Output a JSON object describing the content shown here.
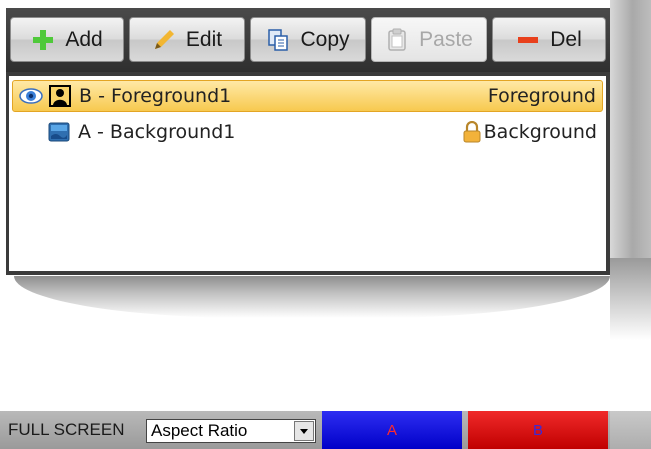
{
  "toolbar": {
    "add": {
      "label": "Add",
      "icon": "plus-icon"
    },
    "edit": {
      "label": "Edit",
      "icon": "pencil-icon"
    },
    "copy": {
      "label": "Copy",
      "icon": "copy-icon"
    },
    "paste": {
      "label": "Paste",
      "icon": "clipboard-icon",
      "disabled": true
    },
    "del": {
      "label": "Del",
      "icon": "minus-icon"
    }
  },
  "layers": [
    {
      "name": "B - Foreground1",
      "kind": "Foreground",
      "visible": true,
      "selected": true,
      "locked": false,
      "icon": "portrait-layer-icon"
    },
    {
      "name": "A - Background1",
      "kind": "Background",
      "visible": false,
      "selected": false,
      "locked": true,
      "icon": "image-layer-icon"
    }
  ],
  "bottom_bar": {
    "full_screen_label": "FULL SCREEN",
    "aspect_select_value": "Aspect Ratio",
    "swatch_a": {
      "label": "A",
      "color": "#0000d8",
      "text_color": "#ff2a2a"
    },
    "swatch_b": {
      "label": "B",
      "color": "#d80000",
      "text_color": "#3a2ad8"
    }
  },
  "colors": {
    "selection_fill": "#f7c94f",
    "toolbar_bg": "#3b3b3b"
  }
}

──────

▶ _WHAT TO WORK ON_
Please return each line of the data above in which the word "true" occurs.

▶ _EXERCISE ANSWER_
      "disabled": true
      "visible": true,
      "selected": true,
      "locked": true,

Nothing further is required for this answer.